## DIRECTIONS
Which lines hold the word "title"? Copy each of them from the material.

## DATA SUPPLIED

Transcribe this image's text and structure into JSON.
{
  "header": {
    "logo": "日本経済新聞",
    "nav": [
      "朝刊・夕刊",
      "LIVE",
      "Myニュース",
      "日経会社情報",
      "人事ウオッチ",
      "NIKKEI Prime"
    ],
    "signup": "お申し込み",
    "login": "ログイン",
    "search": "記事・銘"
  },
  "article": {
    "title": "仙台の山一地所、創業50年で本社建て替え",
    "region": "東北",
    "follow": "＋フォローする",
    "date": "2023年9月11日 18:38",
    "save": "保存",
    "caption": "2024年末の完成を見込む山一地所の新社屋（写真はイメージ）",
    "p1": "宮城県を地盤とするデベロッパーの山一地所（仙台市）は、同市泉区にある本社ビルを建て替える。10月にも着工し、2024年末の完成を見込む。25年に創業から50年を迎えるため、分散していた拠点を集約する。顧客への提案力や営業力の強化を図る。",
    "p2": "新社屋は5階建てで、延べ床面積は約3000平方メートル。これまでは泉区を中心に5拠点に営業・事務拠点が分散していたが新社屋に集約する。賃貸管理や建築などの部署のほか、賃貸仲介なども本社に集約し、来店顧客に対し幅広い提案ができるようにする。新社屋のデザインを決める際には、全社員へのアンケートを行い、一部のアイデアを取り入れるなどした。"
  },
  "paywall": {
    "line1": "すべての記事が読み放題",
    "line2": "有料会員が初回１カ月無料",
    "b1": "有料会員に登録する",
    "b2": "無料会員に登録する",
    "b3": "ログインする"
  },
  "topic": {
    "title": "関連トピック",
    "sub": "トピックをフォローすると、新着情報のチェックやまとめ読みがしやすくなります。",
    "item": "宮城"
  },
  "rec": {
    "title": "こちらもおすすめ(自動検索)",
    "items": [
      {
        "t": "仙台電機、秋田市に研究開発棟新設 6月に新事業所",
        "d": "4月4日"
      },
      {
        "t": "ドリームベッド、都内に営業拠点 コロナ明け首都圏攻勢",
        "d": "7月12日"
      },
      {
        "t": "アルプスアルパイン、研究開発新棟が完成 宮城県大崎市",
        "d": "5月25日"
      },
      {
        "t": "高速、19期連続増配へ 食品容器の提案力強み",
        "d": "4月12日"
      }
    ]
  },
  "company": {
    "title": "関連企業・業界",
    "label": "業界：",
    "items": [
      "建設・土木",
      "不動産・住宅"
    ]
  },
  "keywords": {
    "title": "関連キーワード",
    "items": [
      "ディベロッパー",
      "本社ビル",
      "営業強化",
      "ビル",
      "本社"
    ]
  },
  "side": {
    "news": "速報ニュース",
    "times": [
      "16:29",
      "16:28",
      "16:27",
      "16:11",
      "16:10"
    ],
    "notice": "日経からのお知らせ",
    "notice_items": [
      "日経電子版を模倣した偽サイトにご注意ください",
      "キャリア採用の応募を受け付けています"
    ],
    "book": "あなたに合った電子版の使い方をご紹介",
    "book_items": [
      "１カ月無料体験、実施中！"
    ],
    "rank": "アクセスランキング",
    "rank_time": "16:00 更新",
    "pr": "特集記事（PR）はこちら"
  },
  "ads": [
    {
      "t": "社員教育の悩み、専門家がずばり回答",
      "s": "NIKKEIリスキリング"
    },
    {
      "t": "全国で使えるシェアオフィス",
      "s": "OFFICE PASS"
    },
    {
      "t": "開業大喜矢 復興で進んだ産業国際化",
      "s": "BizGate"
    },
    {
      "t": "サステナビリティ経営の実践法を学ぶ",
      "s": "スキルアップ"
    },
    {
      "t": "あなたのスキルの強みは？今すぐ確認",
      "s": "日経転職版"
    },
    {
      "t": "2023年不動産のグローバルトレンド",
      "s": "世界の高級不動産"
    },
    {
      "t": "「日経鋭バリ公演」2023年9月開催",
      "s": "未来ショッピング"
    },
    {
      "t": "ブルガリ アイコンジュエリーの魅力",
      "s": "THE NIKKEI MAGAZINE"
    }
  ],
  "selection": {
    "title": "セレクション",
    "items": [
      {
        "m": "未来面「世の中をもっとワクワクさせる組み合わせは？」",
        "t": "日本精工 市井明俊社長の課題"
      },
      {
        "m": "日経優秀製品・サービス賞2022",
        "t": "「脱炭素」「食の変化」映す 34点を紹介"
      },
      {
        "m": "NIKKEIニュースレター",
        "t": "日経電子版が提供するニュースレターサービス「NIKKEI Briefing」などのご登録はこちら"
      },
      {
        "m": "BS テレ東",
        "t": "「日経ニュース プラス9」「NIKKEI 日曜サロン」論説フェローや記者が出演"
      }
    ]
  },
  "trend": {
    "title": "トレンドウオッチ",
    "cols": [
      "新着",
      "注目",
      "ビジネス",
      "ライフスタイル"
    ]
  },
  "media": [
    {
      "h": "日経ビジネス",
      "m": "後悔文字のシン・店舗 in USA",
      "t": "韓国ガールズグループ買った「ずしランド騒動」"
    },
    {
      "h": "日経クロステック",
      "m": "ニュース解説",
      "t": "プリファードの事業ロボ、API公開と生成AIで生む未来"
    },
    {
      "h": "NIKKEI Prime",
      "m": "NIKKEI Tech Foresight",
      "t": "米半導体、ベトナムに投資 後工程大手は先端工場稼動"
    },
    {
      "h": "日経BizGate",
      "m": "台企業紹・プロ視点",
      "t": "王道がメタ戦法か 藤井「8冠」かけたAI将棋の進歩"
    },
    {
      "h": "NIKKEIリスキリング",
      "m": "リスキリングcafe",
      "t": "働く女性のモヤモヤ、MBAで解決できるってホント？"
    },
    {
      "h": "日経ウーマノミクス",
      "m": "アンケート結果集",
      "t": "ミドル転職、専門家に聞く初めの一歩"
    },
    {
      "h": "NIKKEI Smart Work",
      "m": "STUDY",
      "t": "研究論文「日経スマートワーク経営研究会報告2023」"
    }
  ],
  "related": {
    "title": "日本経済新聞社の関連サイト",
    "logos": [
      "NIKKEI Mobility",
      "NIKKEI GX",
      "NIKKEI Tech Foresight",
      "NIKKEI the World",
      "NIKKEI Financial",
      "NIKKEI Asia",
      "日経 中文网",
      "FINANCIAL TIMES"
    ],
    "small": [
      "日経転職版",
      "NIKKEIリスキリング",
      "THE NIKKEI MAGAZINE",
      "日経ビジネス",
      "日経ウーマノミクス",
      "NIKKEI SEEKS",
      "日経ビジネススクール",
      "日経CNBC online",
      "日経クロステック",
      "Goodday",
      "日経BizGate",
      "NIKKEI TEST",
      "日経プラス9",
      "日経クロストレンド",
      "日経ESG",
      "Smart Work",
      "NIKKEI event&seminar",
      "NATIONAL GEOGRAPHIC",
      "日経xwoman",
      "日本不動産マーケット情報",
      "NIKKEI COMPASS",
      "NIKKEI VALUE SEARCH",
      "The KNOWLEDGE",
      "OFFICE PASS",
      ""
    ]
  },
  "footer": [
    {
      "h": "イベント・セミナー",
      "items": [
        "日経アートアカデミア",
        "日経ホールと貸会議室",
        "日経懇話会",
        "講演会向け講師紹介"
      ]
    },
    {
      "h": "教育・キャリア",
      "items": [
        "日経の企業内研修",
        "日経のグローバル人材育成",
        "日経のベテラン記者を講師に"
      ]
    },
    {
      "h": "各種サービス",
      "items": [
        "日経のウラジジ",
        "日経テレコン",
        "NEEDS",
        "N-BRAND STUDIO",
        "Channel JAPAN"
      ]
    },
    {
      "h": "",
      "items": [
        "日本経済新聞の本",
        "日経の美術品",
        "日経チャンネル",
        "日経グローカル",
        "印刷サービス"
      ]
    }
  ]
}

## RESPONSE TO THE EXERCISE
    "title": "仙台の山一地所、創業50年で本社建て替え",
    "title": "関連トピック",
    "title": "こちらもおすすめ(自動検索)",
    "title": "関連企業・業界",
    "title": "関連キーワード",
    "title": "セレクション",
    "title": "トレンドウオッチ",
    "title": "日本経済新聞社の関連サイト",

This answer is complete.